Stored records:
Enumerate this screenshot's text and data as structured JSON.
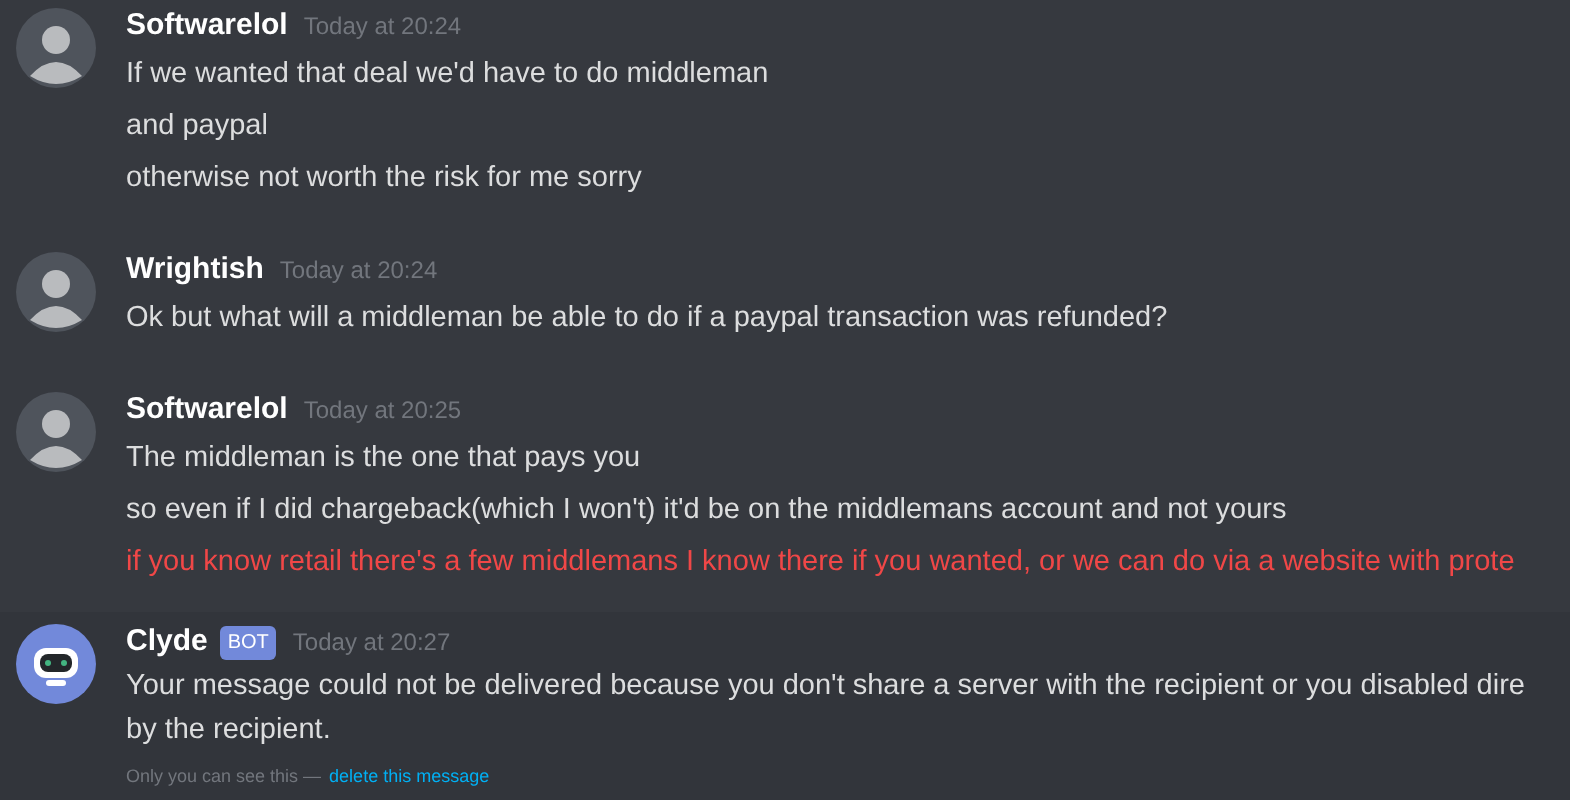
{
  "messages": [
    {
      "author": "Softwarelol",
      "time": "Today at 20:24",
      "ephemeral": false,
      "lines": [
        {
          "kind": "normal",
          "text": "If we wanted that deal we'd have to do middleman"
        },
        {
          "kind": "normal",
          "text": "and paypal"
        },
        {
          "kind": "normal",
          "text": "otherwise not worth the risk for me sorry"
        }
      ]
    },
    {
      "author": "Wrightish",
      "time": "Today at 20:24",
      "ephemeral": false,
      "lines": [
        {
          "kind": "normal",
          "text": "Ok but what will a middleman be able to do if a paypal transaction was refunded?"
        }
      ]
    },
    {
      "author": "Softwarelol",
      "time": "Today at 20:25",
      "ephemeral": false,
      "lines": [
        {
          "kind": "normal",
          "text": "The middleman is the one that pays you"
        },
        {
          "kind": "normal",
          "text": "so even if I did chargeback(which I won't) it'd be on the middlemans account and not yours"
        },
        {
          "kind": "failed",
          "text": "if you know retail there's a few middlemans I know there if you wanted, or we can do via a website with prote"
        }
      ]
    },
    {
      "author": "Clyde",
      "badge": "BOT",
      "time": "Today at 20:27",
      "ephemeral": true,
      "lines": [
        {
          "kind": "wrapped",
          "text": "Your message could not be delivered because you don't share a server with the recipient or you disabled dire"
        },
        {
          "kind": "wrapped",
          "text": "by the recipient."
        }
      ],
      "note": "Only you can see this —",
      "note_link": "delete this message"
    }
  ]
}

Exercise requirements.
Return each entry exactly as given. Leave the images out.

The answer.
Enumerate this screenshot's text and data as structured JSON.
{
  "messages": [
    {
      "author": "Softwarelol",
      "time": "Today at 20:24",
      "ephemeral": false,
      "lines": [
        {
          "kind": "normal",
          "text": "If we wanted that deal we'd have to do middleman"
        },
        {
          "kind": "normal",
          "text": "and paypal"
        },
        {
          "kind": "normal",
          "text": "otherwise not worth the risk for me sorry"
        }
      ]
    },
    {
      "author": "Wrightish",
      "time": "Today at 20:24",
      "ephemeral": false,
      "lines": [
        {
          "kind": "normal",
          "text": "Ok but what will a middleman be able to do if a paypal transaction was refunded?"
        }
      ]
    },
    {
      "author": "Softwarelol",
      "time": "Today at 20:25",
      "ephemeral": false,
      "lines": [
        {
          "kind": "normal",
          "text": "The middleman is the one that pays you"
        },
        {
          "kind": "normal",
          "text": "so even if I did chargeback(which I won't) it'd be on the middlemans account and not yours"
        },
        {
          "kind": "failed",
          "text": "if you know retail there's a few middlemans I know there if you wanted, or we can do via a website with prote"
        }
      ]
    },
    {
      "author": "Clyde",
      "badge": "BOT",
      "time": "Today at 20:27",
      "ephemeral": true,
      "lines": [
        {
          "kind": "wrapped",
          "text": "Your message could not be delivered because you don't share a server with the recipient or you disabled dire"
        },
        {
          "kind": "wrapped",
          "text": "by the recipient."
        }
      ],
      "note": "Only you can see this —",
      "note_link": "delete this message"
    }
  ]
}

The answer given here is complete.